Michigan lawmakers issue subpoenas to Detroit, Livonia city clerks for information on 2020 primary, general elections

Both city clerks have until Jan. 12 to present documents explaining how the election was handled

Detroit, Livonia city clerks subpoenaed by Michigan lawmakers for election information
Detroit, Livonia city clerks subpoenaed by Michigan lawmakers for election information

DETROIT – The Michigan House and Senate Oversight committees subpoenaed Detroit City Clerk Janice Winfrey and Livonia City Clerk Susan Nash.

Both cities had a number of precincts where the poll books did not match the vote tally and are not explained. In Detroit, 70% of absentee counting boards have mismatching totals -- about 400 votes total -- meaning that if a recount was requested, those precincts could not be recounted.

READ: Michigan electors finalize 2020 presidential vote, sealing win for Joe Biden, Kamala Harris

Counting issues signify human error, and the Legislature wants both clerks to explain what happened in their election process. Both city clerks have until Jan. 12 to present documents explaining how the election was handled.

The Michigan House and Senate are holding hearings on alleged voting irregularities, which have found no proof of fraud at this point and nothing to suggest the vote in Michigan was not secure or accurate.

Allegations of fraud have not been found credible in multiple courts.

You can watch the full report in the video above.


House Oversight Chair Matt Hall, of Marshall, issued the following statement Tuesday after a joint hearing of the House and Senate Oversight committees:

“I’ve maintained that it is vitally important as we go forward in Michigan to ensure our election procedures are transparent, efficient and trustworthy when people go to the polls. This stance isn’t a partisan one. It’s something we all should strive for.
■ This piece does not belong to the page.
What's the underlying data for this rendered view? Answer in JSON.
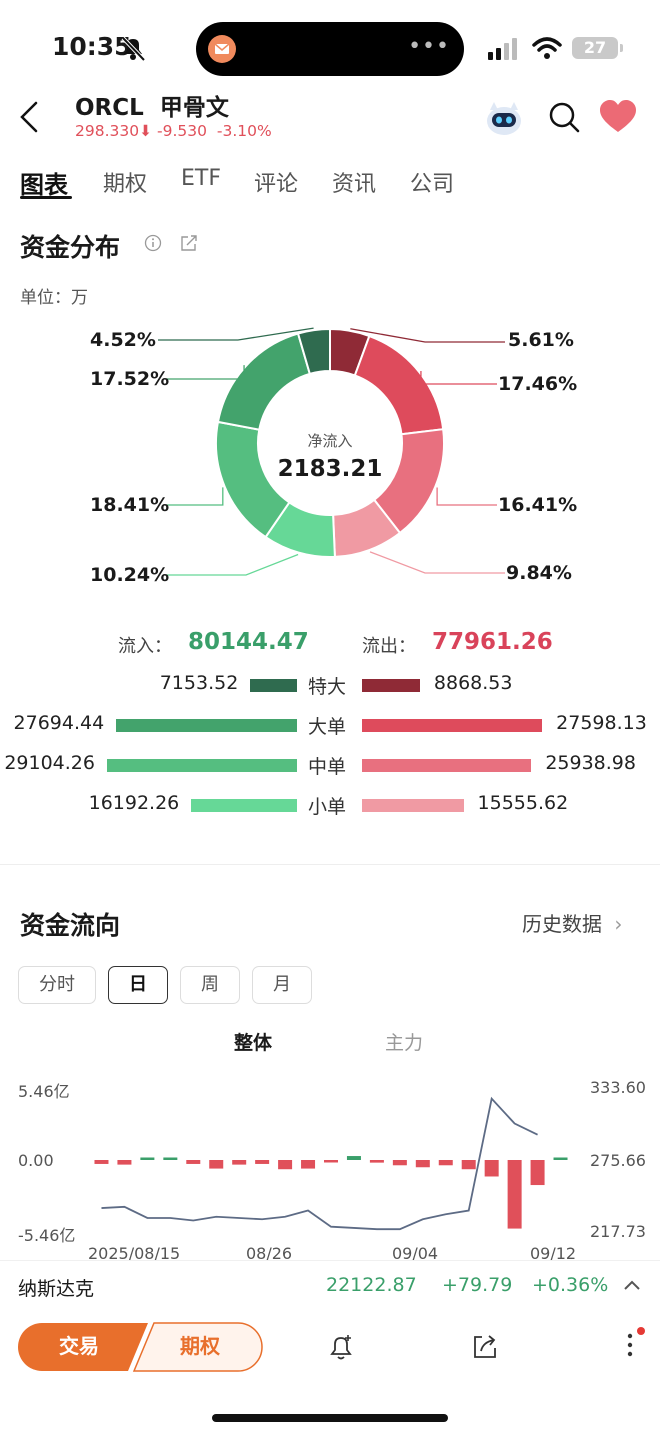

“It’s also something that people have demanded from their elected representatives following the most recent election. There have been several reports of irregularities in the immediate aftermath that made people question if Michigan’s elections system could be trusted, and if it is both free and fair.

“The House and Senate Oversight Committees have heard testimony and claims about this election. We’ve also heard from officials who have responded to those claims. These additional measures will allow us to look at the evidence and confirm the truth.

“That evidence lies within records, documents and communications from local officials who oversaw election processes in communities where irregularities have been reported. We need to review plans and outlines for Detroit and Livonia’s absent voter counting structure, as well as qualified voter file information and lists of poll workers, their party affiliations and training procedures. Surveillance footage, hard drives and other storage materials such as USB drives can deliver us additional information that will help us see how these elections functioned and where they can operate more efficiently.

“This information can help complete our picture as we work to provide people throughout our state with clarity and answers they deserve – so they can have an elections system that they trust going forward.”


About the Authors:

DeJanay Booth joined WDIV as a web producer in July 2020. She previously worked as a news reporter in New Mexico before moving back to Michigan.